Introduction by Laurie R. King The most famous of the Sherlock Holmes stories, "The Hound of the Baskervilles "features the phantom dog of Dartmoor, which, according to an ancient legend, has haunted the Baskervilles for generations. When Sir Charles Baskerville dies suddenly of a heart attack on the grounds of the family's estate, the locals are convinced that the spectral hound is responsible, and Holmes is called in. Conan Doyle triumphed and triumphed deservedly, G. K. Chesterton wrote, because he took his art seriously, because he lavished a hundred little touches of real knowledge and genuine picturesqueness on the police novelette.
About the Author
Laurie R. King is the "New York Times" bestselling author of twelve Mary Russell mysteries (one of which, "The Moor, "was inspired in part by "The Hound of the Baskervilles"), five contemporary novels featuring Kate Martinelli, and the acclaimed novels "A Darker Place, Folly, Keeping Watch, " and "Touchstone." She lives in Northern California.
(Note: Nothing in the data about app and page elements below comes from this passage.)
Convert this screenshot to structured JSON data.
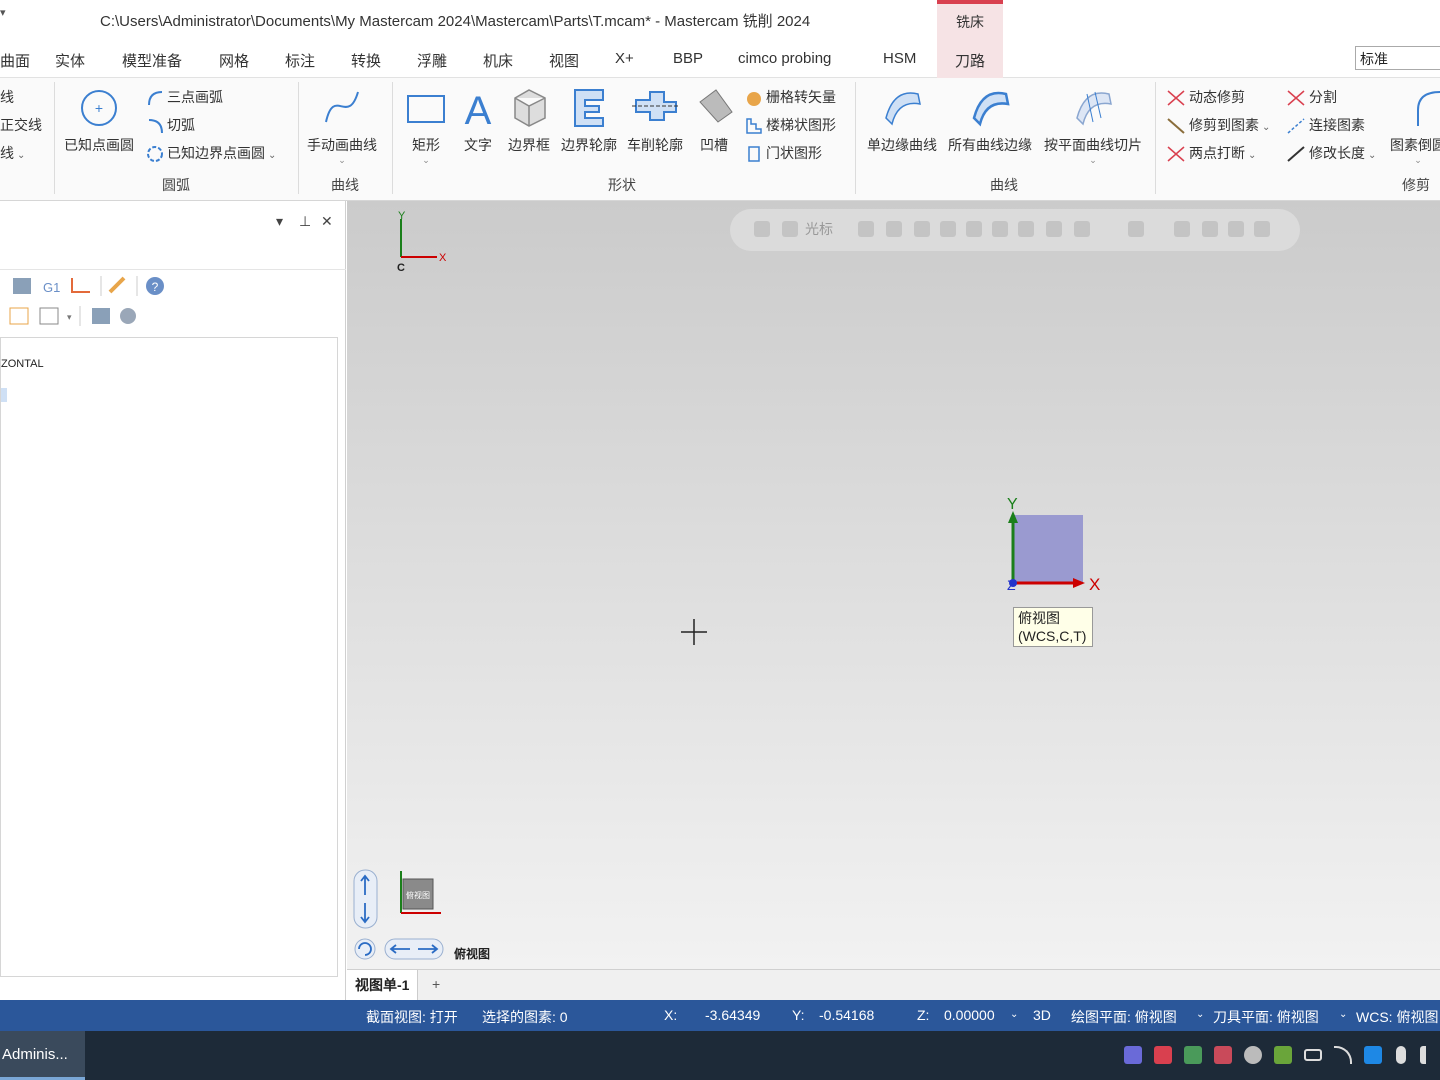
{
  "window": {
    "title": "C:\\Users\\Administrator\\Documents\\My Mastercam 2024\\Mastercam\\Parts\\T.mcam* - Mastercam 铣削 2024",
    "context_tab": "铣床"
  },
  "menu": {
    "tabs": [
      "曲面",
      "实体",
      "模型准备",
      "网格",
      "标注",
      "转换",
      "浮雕",
      "机床",
      "视图",
      "X+",
      "BBP",
      "cimco probing",
      "HSM"
    ],
    "active_context_tab": "刀路",
    "combo_value": "标准"
  },
  "ribbon": {
    "lines_partial": {
      "item1": "线",
      "item2": "正交线",
      "item3": "线"
    },
    "arcs": {
      "group_label": "圆弧",
      "big": "已知点画圆",
      "small": [
        "三点画弧",
        "切弧",
        "已知边界点画圆"
      ]
    },
    "curves_group": {
      "group_label": "曲线",
      "big": "手动画曲线"
    },
    "shapes": {
      "group_label": "形状",
      "big": [
        "矩形",
        "文字",
        "边界框",
        "边界轮廓",
        "车削轮廓",
        "凹槽"
      ],
      "small": [
        "栅格转矢量",
        "楼梯状图形",
        "门状图形"
      ]
    },
    "curves2": {
      "group_label": "曲线",
      "big": [
        "单边缘曲线",
        "所有曲线边缘",
        "按平面曲线切片"
      ]
    },
    "trim": {
      "group_label": "修剪",
      "small": [
        "动态修剪",
        "修剪到图素",
        "两点打断",
        "分割",
        "连接图素",
        "修改长度"
      ],
      "big": "图素倒圆"
    }
  },
  "left_panel": {
    "tree_node": "ZONTAL"
  },
  "viewport": {
    "toolbar_label": "光标",
    "axis_labels": {
      "x": "X",
      "y": "Y",
      "c": "C",
      "z": "Z"
    },
    "tooltip_line1": "俯视图",
    "tooltip_line2": "(WCS,C,T)",
    "view_name": "俯视图",
    "cube_label": "俯视图",
    "gizmo_color": "#9a9ad0"
  },
  "view_tabs": {
    "active": "视图单-1",
    "add": "+"
  },
  "status": {
    "section_view": "截面视图: 打开",
    "selected": "选择的图素: 0",
    "x_label": "X:",
    "x_value": "-3.64349",
    "y_label": "Y:",
    "y_value": "-0.54168",
    "z_label": "Z:",
    "z_value": "0.00000",
    "mode": "3D",
    "gplane": "绘图平面: 俯视图",
    "tplane": "刀具平面: 俯视图",
    "wcs": "WCS: 俯视图"
  },
  "taskbar": {
    "task_label": "Adminis..."
  },
  "colors": {
    "status_bg": "#2b579a",
    "context_accent": "#d9404f",
    "taskbar_bg": "#1d2a38"
  }
}
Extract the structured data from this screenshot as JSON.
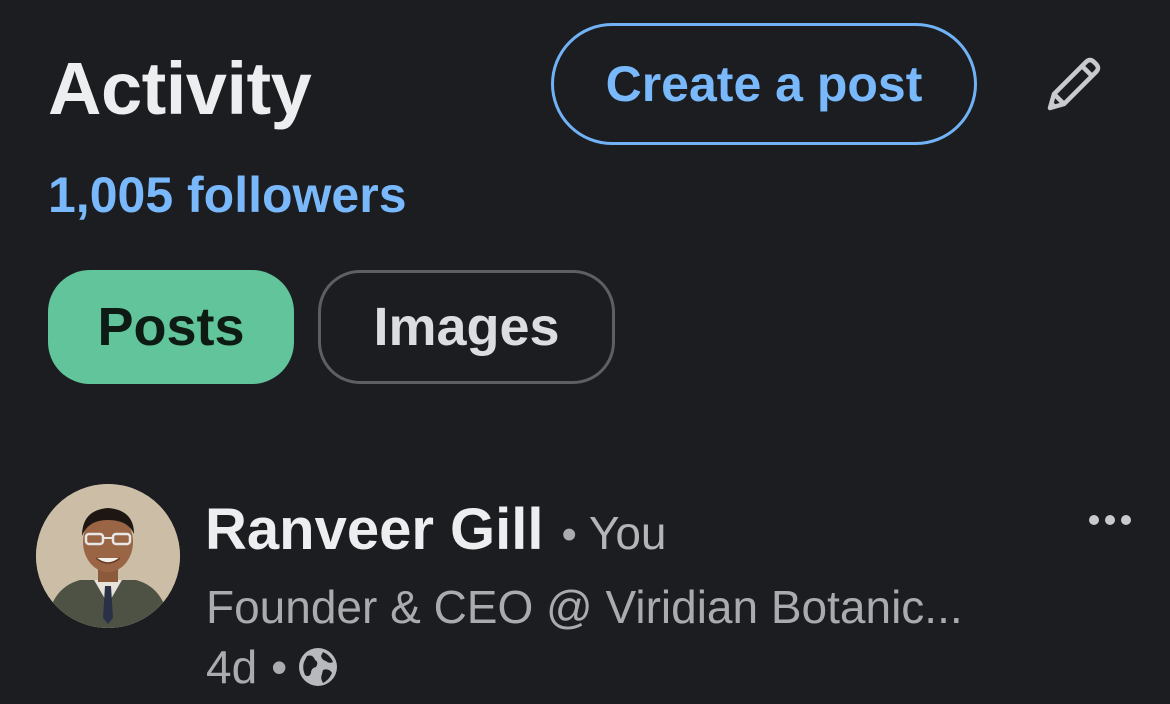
{
  "activity": {
    "title": "Activity",
    "create_post_label": "Create a post",
    "edit_icon": "pencil-icon",
    "followers_text": "1,005 followers"
  },
  "filters": {
    "selected": "Posts",
    "items": [
      {
        "label": "Posts"
      },
      {
        "label": "Images"
      }
    ]
  },
  "post": {
    "author_name": "Ranveer Gill",
    "separator": "•",
    "relation": "You",
    "headline": "Founder & CEO @ Viridian Botanic...",
    "age": "4d",
    "visibility_icon": "globe-icon",
    "more_icon": "ellipsis-icon",
    "avatar_icon": "avatar"
  },
  "colors": {
    "background": "#1c1d21",
    "accent_blue": "#78b8fb",
    "chip_selected": "#61c49a",
    "text_primary": "#eceef0",
    "text_secondary": "#a9abaf"
  }
}
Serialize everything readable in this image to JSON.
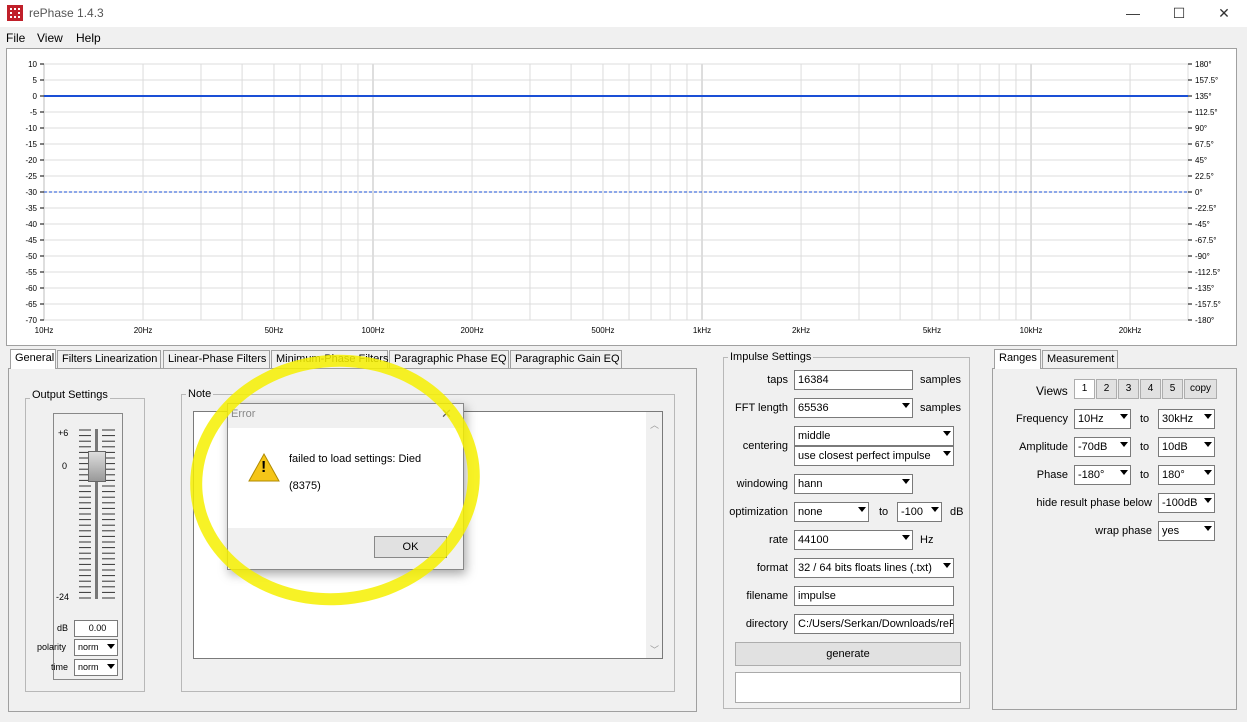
{
  "window": {
    "title": "rePhase 1.4.3",
    "min_glyph": "—",
    "max_glyph": "☐",
    "close_glyph": "✕"
  },
  "menu": [
    "File",
    "View",
    "Help"
  ],
  "graph": {
    "left_axis": [
      "10",
      "5",
      "0",
      "-5",
      "-10",
      "-15",
      "-20",
      "-25",
      "-30",
      "-35",
      "-40",
      "-45",
      "-50",
      "-55",
      "-60",
      "-65",
      "-70"
    ],
    "right_axis": [
      "180°",
      "157.5°",
      "135°",
      "112.5°",
      "90°",
      "67.5°",
      "45°",
      "22.5°",
      "0°",
      "-22.5°",
      "-45°",
      "-67.5°",
      "-90°",
      "-112.5°",
      "-135°",
      "-157.5°",
      "-180°"
    ],
    "freq_labels": [
      "10Hz",
      "20Hz",
      "50Hz",
      "100Hz",
      "200Hz",
      "500Hz",
      "1kHz",
      "2kHz",
      "5kHz",
      "10kHz",
      "20kHz"
    ],
    "amplitude_color": "#1a4fd6",
    "phase_color": "#1a4fd6"
  },
  "tabs": [
    "General",
    "Filters Linearization",
    "Linear-Phase Filters",
    "Minimum-Phase Filters",
    "Paragraphic Phase EQ",
    "Paragraphic Gain EQ"
  ],
  "output_settings": {
    "title": "Output Settings",
    "scale_top": "+6",
    "scale_zero": "0",
    "scale_bottom": "-24",
    "db_label": "dB",
    "db_value": "0.00",
    "polarity_label": "polarity",
    "polarity_value": "norm",
    "time_label": "time",
    "time_value": "norm"
  },
  "note": {
    "title": "Note"
  },
  "impulse": {
    "title": "Impulse Settings",
    "taps_label": "taps",
    "taps_value": "16384",
    "taps_unit": "samples",
    "fft_label": "FFT length",
    "fft_value": "65536",
    "fft_unit": "samples",
    "centering_label": "centering",
    "centering_value": "middle",
    "centering_value2": "use closest perfect impulse",
    "windowing_label": "windowing",
    "windowing_value": "hann",
    "optimization_label": "optimization",
    "optimization_value": "none",
    "optimization_to": "to",
    "optimization_to_value": "-100",
    "optimization_unit": "dB",
    "rate_label": "rate",
    "rate_value": "44100",
    "rate_unit": "Hz",
    "format_label": "format",
    "format_value": "32 / 64 bits floats lines (.txt)",
    "filename_label": "filename",
    "filename_value": "impulse",
    "directory_label": "directory",
    "directory_value": "C:/Users/Serkan/Downloads/reP",
    "generate_label": "generate"
  },
  "ranges": {
    "tabs": [
      "Ranges",
      "Measurement"
    ],
    "views_label": "Views",
    "views": [
      "1",
      "2",
      "3",
      "4",
      "5",
      "copy"
    ],
    "frequency_label": "Frequency",
    "frequency_from": "10Hz",
    "frequency_to": "30kHz",
    "amplitude_label": "Amplitude",
    "amplitude_from": "-70dB",
    "amplitude_to": "10dB",
    "phase_label": "Phase",
    "phase_from": "-180°",
    "phase_to": "180°",
    "to_label": "to",
    "hide_label": "hide result phase below",
    "hide_value": "-100dB",
    "wrap_label": "wrap phase",
    "wrap_value": "yes"
  },
  "dialog": {
    "title": "Error",
    "message": "failed to load settings: Died",
    "code": "(8375)",
    "ok_label": "OK",
    "close_glyph": "✕",
    "warning_glyph": "!"
  }
}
“The whole Sherlock Holmes saga is a triumphant illustration of art’s supremacy over life.” —Christopher Morley